> Work order
Using the data that follows, give the number of lines where the string "logo" occurs, and nothing else.

Element data from apps and pages:

◇ ◇ ◇ ◇ ◇

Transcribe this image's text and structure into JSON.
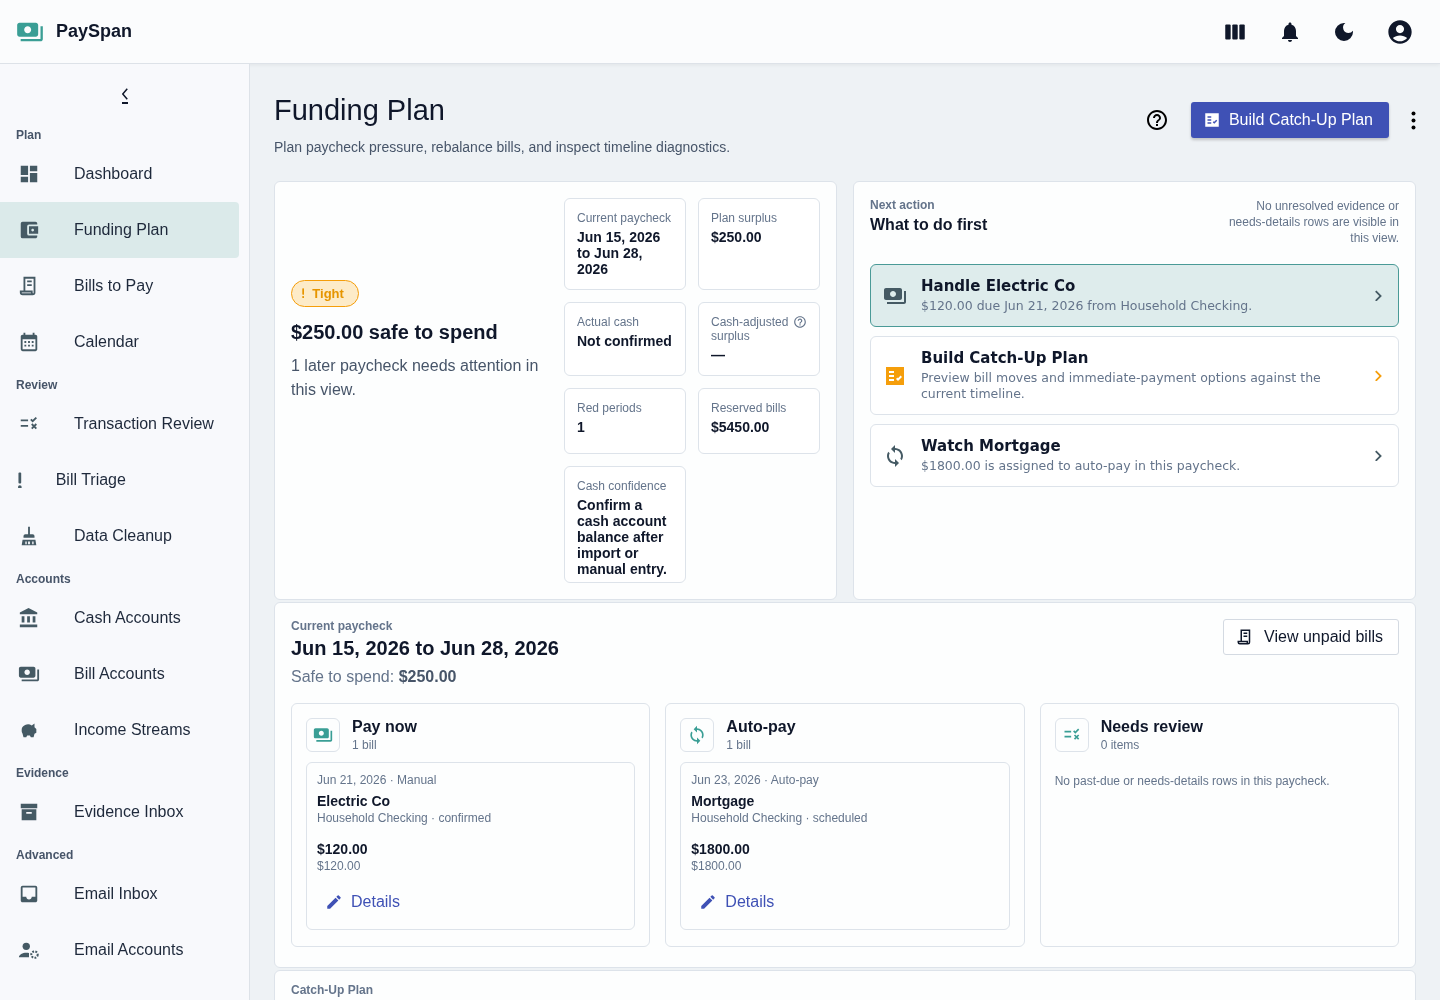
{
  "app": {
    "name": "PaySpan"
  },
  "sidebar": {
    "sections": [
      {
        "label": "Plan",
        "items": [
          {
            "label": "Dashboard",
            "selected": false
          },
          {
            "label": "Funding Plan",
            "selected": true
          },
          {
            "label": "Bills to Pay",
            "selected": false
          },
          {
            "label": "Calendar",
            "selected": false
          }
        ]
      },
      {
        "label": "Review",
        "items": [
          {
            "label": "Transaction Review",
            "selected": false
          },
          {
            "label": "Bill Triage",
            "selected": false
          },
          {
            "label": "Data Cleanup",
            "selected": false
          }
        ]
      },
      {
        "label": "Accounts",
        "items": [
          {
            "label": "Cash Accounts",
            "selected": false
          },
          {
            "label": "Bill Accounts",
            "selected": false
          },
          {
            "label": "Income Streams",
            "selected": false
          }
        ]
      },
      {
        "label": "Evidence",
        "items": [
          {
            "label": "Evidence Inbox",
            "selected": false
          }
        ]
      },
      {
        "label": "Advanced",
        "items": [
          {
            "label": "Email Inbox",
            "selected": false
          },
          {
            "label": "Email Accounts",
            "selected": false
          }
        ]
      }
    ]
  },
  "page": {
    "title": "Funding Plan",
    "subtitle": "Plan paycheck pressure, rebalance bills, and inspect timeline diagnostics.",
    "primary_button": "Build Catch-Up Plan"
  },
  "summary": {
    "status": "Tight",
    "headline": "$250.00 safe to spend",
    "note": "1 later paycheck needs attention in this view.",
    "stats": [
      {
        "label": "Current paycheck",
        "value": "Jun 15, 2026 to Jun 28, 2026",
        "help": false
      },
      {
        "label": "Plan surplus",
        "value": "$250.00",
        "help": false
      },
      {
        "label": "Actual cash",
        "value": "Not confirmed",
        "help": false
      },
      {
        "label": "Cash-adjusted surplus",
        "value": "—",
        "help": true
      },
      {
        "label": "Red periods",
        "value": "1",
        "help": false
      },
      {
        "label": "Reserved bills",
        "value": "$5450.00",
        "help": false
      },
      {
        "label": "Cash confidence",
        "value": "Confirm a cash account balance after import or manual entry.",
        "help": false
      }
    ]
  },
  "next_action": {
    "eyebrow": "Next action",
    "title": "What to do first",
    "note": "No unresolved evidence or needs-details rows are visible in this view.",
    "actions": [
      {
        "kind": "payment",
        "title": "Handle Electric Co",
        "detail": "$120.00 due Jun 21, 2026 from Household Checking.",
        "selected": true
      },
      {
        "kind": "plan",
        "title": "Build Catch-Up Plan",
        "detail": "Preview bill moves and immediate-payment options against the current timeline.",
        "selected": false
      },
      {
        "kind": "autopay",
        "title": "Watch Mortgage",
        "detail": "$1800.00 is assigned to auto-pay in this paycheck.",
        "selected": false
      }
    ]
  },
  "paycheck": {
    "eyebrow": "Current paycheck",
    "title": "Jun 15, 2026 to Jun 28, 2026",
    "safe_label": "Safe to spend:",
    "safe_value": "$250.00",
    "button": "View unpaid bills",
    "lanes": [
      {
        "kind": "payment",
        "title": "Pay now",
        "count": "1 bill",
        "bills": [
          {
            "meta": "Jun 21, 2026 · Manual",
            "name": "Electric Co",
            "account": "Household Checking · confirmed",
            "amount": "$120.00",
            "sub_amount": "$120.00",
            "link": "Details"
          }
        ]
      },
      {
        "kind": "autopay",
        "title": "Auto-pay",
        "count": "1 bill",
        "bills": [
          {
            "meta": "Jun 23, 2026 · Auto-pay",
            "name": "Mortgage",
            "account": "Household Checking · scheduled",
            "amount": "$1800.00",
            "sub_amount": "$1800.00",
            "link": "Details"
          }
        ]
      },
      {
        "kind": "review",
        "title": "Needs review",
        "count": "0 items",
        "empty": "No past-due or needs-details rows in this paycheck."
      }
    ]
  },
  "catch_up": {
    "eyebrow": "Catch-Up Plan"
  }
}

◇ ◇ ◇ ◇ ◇

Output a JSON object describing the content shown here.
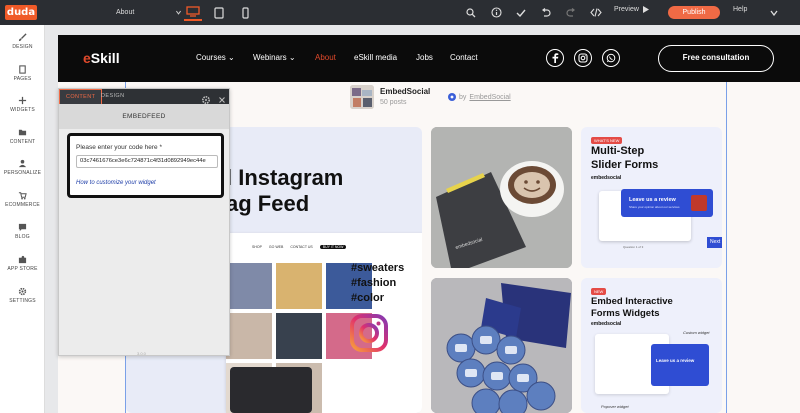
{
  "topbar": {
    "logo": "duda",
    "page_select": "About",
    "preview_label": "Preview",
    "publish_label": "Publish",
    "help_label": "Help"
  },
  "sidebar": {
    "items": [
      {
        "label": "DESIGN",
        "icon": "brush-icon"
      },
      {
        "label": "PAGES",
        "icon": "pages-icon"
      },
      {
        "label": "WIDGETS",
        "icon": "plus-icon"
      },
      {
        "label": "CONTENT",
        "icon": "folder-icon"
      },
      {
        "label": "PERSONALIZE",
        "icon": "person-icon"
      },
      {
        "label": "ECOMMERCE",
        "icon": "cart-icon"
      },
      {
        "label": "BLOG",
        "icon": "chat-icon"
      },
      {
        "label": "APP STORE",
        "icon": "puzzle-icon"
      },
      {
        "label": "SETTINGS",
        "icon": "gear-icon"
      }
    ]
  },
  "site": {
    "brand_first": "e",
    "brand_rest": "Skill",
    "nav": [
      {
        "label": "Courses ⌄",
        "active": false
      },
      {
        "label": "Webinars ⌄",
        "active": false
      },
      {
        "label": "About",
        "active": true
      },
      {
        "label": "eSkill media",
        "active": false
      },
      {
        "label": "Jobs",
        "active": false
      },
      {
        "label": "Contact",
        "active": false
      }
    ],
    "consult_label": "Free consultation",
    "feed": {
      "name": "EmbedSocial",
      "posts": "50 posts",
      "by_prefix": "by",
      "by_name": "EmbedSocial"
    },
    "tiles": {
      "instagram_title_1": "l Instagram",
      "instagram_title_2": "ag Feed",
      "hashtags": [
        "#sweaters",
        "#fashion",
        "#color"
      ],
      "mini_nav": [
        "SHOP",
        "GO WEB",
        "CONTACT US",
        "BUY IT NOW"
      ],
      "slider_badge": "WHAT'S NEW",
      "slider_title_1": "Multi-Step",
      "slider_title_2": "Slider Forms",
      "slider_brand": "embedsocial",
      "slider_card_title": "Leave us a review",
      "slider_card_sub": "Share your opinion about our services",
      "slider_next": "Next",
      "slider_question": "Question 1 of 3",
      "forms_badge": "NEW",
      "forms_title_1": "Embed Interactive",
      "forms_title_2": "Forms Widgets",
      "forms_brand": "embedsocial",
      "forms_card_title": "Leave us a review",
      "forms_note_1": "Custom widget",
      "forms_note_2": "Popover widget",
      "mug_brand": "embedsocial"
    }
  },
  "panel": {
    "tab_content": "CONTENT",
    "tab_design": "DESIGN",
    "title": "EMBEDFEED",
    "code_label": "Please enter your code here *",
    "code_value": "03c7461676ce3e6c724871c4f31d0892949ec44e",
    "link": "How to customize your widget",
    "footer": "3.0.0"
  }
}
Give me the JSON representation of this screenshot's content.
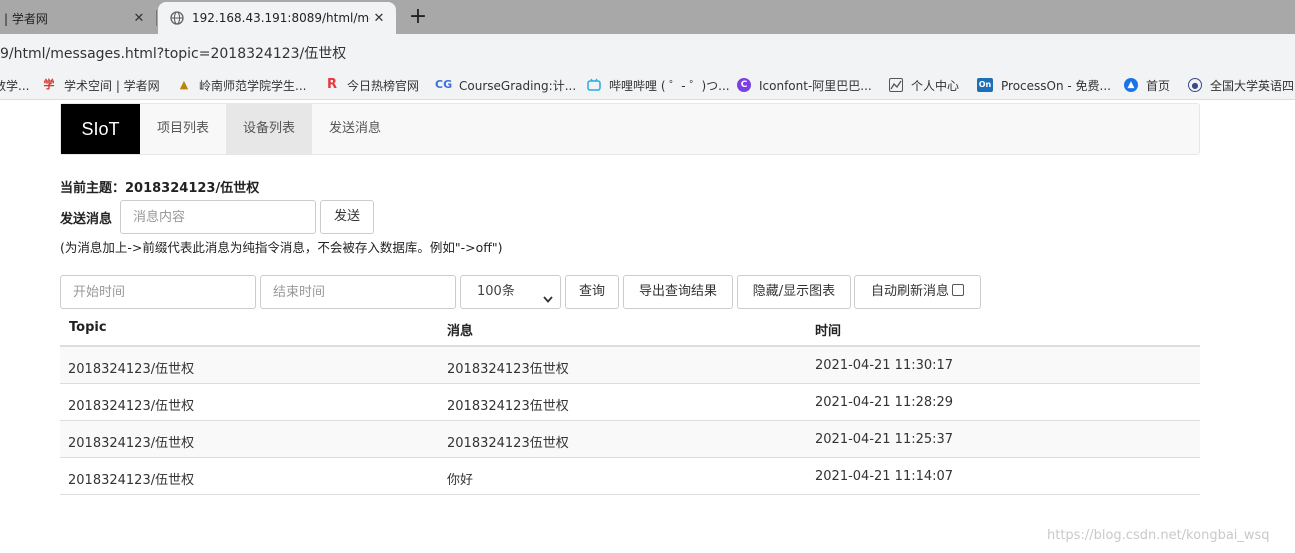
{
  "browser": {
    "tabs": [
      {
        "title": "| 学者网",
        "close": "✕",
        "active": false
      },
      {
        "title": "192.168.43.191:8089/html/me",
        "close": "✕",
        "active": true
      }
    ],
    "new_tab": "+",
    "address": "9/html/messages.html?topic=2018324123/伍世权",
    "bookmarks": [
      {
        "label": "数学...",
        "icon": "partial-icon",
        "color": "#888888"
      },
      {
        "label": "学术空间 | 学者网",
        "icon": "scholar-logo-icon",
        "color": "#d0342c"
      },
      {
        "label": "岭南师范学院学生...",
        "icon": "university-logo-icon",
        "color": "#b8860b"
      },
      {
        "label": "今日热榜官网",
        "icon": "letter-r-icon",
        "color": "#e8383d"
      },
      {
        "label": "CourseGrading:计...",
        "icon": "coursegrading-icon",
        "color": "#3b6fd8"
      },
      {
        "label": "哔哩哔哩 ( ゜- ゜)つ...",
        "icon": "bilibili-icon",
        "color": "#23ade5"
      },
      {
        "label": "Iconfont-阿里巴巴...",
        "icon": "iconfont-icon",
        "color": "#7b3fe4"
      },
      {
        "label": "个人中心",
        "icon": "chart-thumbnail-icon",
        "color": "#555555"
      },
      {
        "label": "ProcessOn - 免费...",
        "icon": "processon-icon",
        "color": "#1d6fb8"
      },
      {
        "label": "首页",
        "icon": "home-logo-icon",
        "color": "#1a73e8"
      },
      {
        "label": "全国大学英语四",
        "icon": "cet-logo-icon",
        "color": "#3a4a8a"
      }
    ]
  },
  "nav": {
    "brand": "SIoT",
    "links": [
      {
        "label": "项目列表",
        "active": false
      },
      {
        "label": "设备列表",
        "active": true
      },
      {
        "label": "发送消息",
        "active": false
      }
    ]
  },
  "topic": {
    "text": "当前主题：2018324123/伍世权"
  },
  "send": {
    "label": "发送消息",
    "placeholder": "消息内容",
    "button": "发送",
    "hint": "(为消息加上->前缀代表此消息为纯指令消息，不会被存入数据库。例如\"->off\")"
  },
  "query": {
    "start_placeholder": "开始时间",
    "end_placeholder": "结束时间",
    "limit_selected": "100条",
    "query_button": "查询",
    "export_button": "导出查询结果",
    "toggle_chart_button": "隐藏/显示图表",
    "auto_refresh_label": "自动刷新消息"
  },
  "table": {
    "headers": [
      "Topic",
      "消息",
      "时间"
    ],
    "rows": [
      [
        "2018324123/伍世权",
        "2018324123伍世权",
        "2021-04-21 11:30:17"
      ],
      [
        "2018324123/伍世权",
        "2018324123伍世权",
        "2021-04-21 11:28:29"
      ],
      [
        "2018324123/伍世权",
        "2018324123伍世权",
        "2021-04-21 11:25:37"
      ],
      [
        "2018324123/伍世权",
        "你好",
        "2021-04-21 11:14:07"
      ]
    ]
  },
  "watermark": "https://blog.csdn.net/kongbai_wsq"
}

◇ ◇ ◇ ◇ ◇

> Response box
5